# [Exercise requirements]
Scanning the entries below, copy every line that contains the word "names".

# [Items from a dataset]
*** Begin section ***

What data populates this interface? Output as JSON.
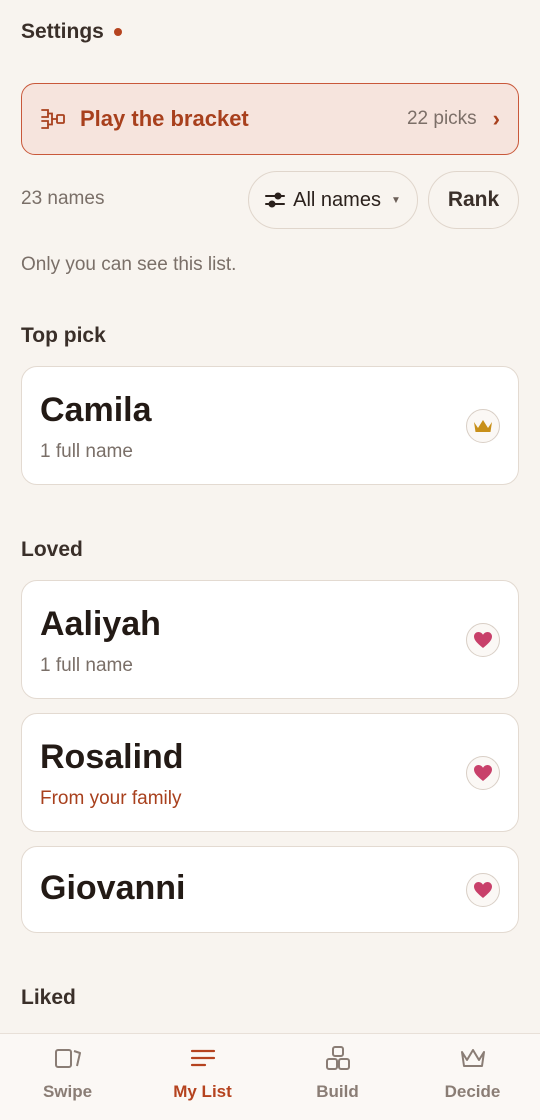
{
  "header": {
    "settings_label": "Settings"
  },
  "bracket": {
    "title": "Play the bracket",
    "picks": "22 picks",
    "chevron": "›"
  },
  "list_controls": {
    "count": "23 names",
    "filter_label": "All names",
    "rank_label": "Rank"
  },
  "privacy_note": "Only you can see this list.",
  "sections": {
    "top_pick": {
      "title": "Top pick",
      "items": [
        {
          "name": "Camila",
          "sub": "1 full name",
          "badge": "crown-icon"
        }
      ]
    },
    "loved": {
      "title": "Loved",
      "items": [
        {
          "name": "Aaliyah",
          "sub": "1 full name",
          "badge": "heart-icon"
        },
        {
          "name": "Rosalind",
          "sub": "From your family",
          "badge": "heart-icon"
        },
        {
          "name": "Giovanni",
          "sub": "",
          "badge": "heart-icon"
        }
      ]
    },
    "liked": {
      "title": "Liked"
    }
  },
  "bottom_nav": [
    {
      "label": "Swipe",
      "icon": "swipe-cards-icon",
      "active": false
    },
    {
      "label": "My List",
      "icon": "list-icon",
      "active": true
    },
    {
      "label": "Build",
      "icon": "blocks-icon",
      "active": false
    },
    {
      "label": "Decide",
      "icon": "crown-icon",
      "active": false
    }
  ],
  "colors": {
    "background": "#f8f4ef",
    "accent": "#b5431f",
    "bracket_bg": "#f6e4dd",
    "crown": "#c8901a",
    "heart": "#c8406a"
  }
}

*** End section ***

# [The answer]
    "count": "23 names",
    "filter_label": "All names",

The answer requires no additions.